* **Exercise data**:
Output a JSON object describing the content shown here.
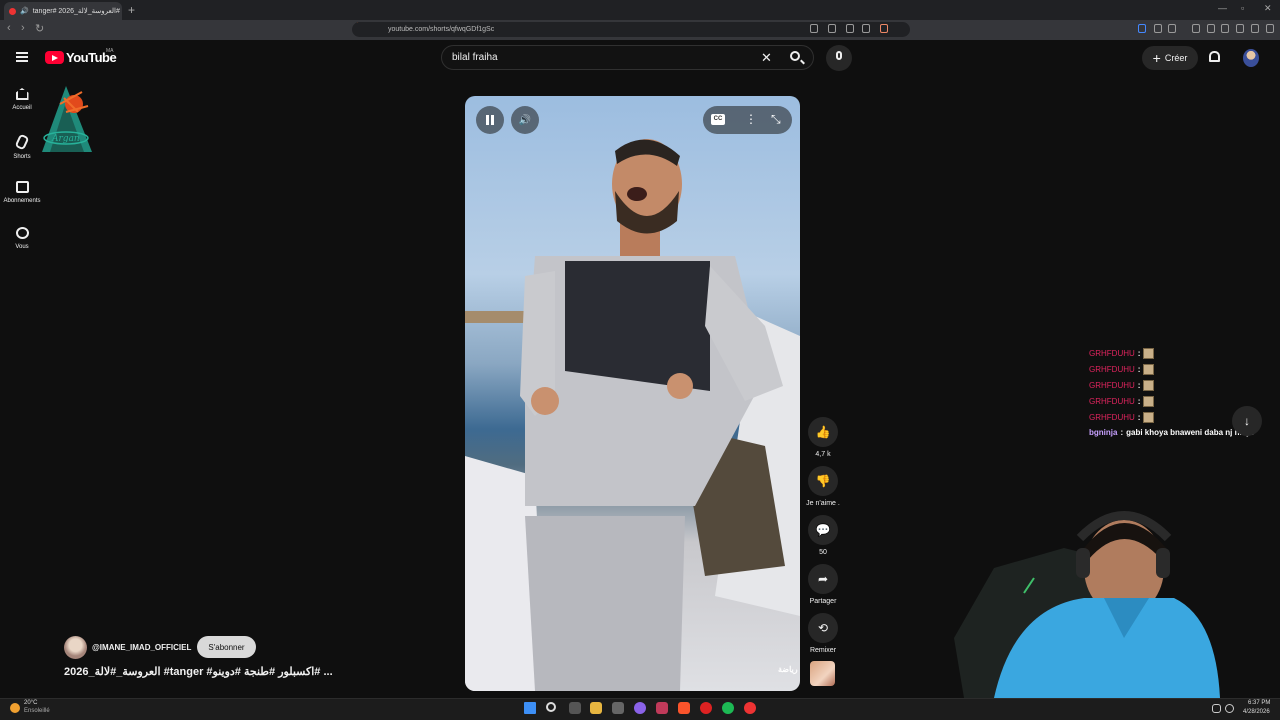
{
  "browser": {
    "tab_title": "tanger# 2026_العروسة_لالة#",
    "url": "youtube.com/shorts/qfwqGDf1gSc"
  },
  "youtube": {
    "logo_text": "YouTube",
    "country": "MA",
    "search_value": "bilal fraiha",
    "create_label": "Créer"
  },
  "sidebar": {
    "items": [
      {
        "label": "Accueil",
        "icon": "home-icon"
      },
      {
        "label": "Shorts",
        "icon": "shorts-icon"
      },
      {
        "label": "Abonnements",
        "icon": "subscriptions-icon"
      },
      {
        "label": "Vous",
        "icon": "you-icon"
      }
    ]
  },
  "overlay_logo": {
    "text": "Argan"
  },
  "video": {
    "watermark": "رياضة",
    "cc_label": "CC"
  },
  "actions": {
    "like_count": "4,7 k",
    "dislike_label": "Je n'aime .",
    "comments_count": "50",
    "share_label": "Partager",
    "remix_label": "Remixer"
  },
  "channel": {
    "name": "@IMANE_IMAD_OFFICIEL",
    "subscribe_label": "S'abonner",
    "title": "2026_العروسة_#لالة #tanger #اكسبلور #طنجة #دوينو# ..."
  },
  "chat": {
    "messages": [
      {
        "user": "GRHFDUHU",
        "sep": ":",
        "text": "",
        "emote": true
      },
      {
        "user": "GRHFDUHU",
        "sep": ":",
        "text": "",
        "emote": true
      },
      {
        "user": "GRHFDUHU",
        "sep": ":",
        "text": "",
        "emote": true
      },
      {
        "user": "GRHFDUHU",
        "sep": ":",
        "text": "",
        "emote": true
      },
      {
        "user": "GRHFDUHU",
        "sep": ":",
        "text": "",
        "emote": true
      },
      {
        "user": "bgninja",
        "sep": ":",
        "text": "gabi khoya bnaweni daba nj ninja",
        "emote": false
      }
    ]
  },
  "taskbar": {
    "weather_temp": "20°C",
    "weather_condition": "Ensoleillé",
    "time": "6:37 PM",
    "date": "4/28/2026"
  },
  "colors": {
    "youtube_red": "#ff0033",
    "background": "#0f0f0f",
    "chat_user_red": "#e0245e",
    "chat_user_lilac": "#c7a0ff"
  }
}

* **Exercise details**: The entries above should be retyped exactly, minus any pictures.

* **Answer box**:
Output a JSON object describing the content shown here.
{
  "browser": {
    "tab_title": "tanger# 2026_العروسة_لالة#",
    "url": "youtube.com/shorts/qfwqGDf1gSc"
  },
  "youtube": {
    "logo_text": "YouTube",
    "country": "MA",
    "search_value": "bilal fraiha",
    "create_label": "Créer"
  },
  "sidebar": {
    "items": [
      {
        "label": "Accueil",
        "icon": "home-icon"
      },
      {
        "label": "Shorts",
        "icon": "shorts-icon"
      },
      {
        "label": "Abonnements",
        "icon": "subscriptions-icon"
      },
      {
        "label": "Vous",
        "icon": "you-icon"
      }
    ]
  },
  "overlay_logo": {
    "text": "Argan"
  },
  "video": {
    "watermark": "رياضة",
    "cc_label": "CC"
  },
  "actions": {
    "like_count": "4,7 k",
    "dislike_label": "Je n'aime .",
    "comments_count": "50",
    "share_label": "Partager",
    "remix_label": "Remixer"
  },
  "channel": {
    "name": "@IMANE_IMAD_OFFICIEL",
    "subscribe_label": "S'abonner",
    "title": "2026_العروسة_#لالة #tanger #اكسبلور #طنجة #دوينو# ..."
  },
  "chat": {
    "messages": [
      {
        "user": "GRHFDUHU",
        "sep": ":",
        "text": "",
        "emote": true
      },
      {
        "user": "GRHFDUHU",
        "sep": ":",
        "text": "",
        "emote": true
      },
      {
        "user": "GRHFDUHU",
        "sep": ":",
        "text": "",
        "emote": true
      },
      {
        "user": "GRHFDUHU",
        "sep": ":",
        "text": "",
        "emote": true
      },
      {
        "user": "GRHFDUHU",
        "sep": ":",
        "text": "",
        "emote": true
      },
      {
        "user": "bgninja",
        "sep": ":",
        "text": "gabi khoya bnaweni daba nj ninja",
        "emote": false
      }
    ]
  },
  "taskbar": {
    "weather_temp": "20°C",
    "weather_condition": "Ensoleillé",
    "time": "6:37 PM",
    "date": "4/28/2026"
  },
  "colors": {
    "youtube_red": "#ff0033",
    "background": "#0f0f0f",
    "chat_user_red": "#e0245e",
    "chat_user_lilac": "#c7a0ff"
  }
}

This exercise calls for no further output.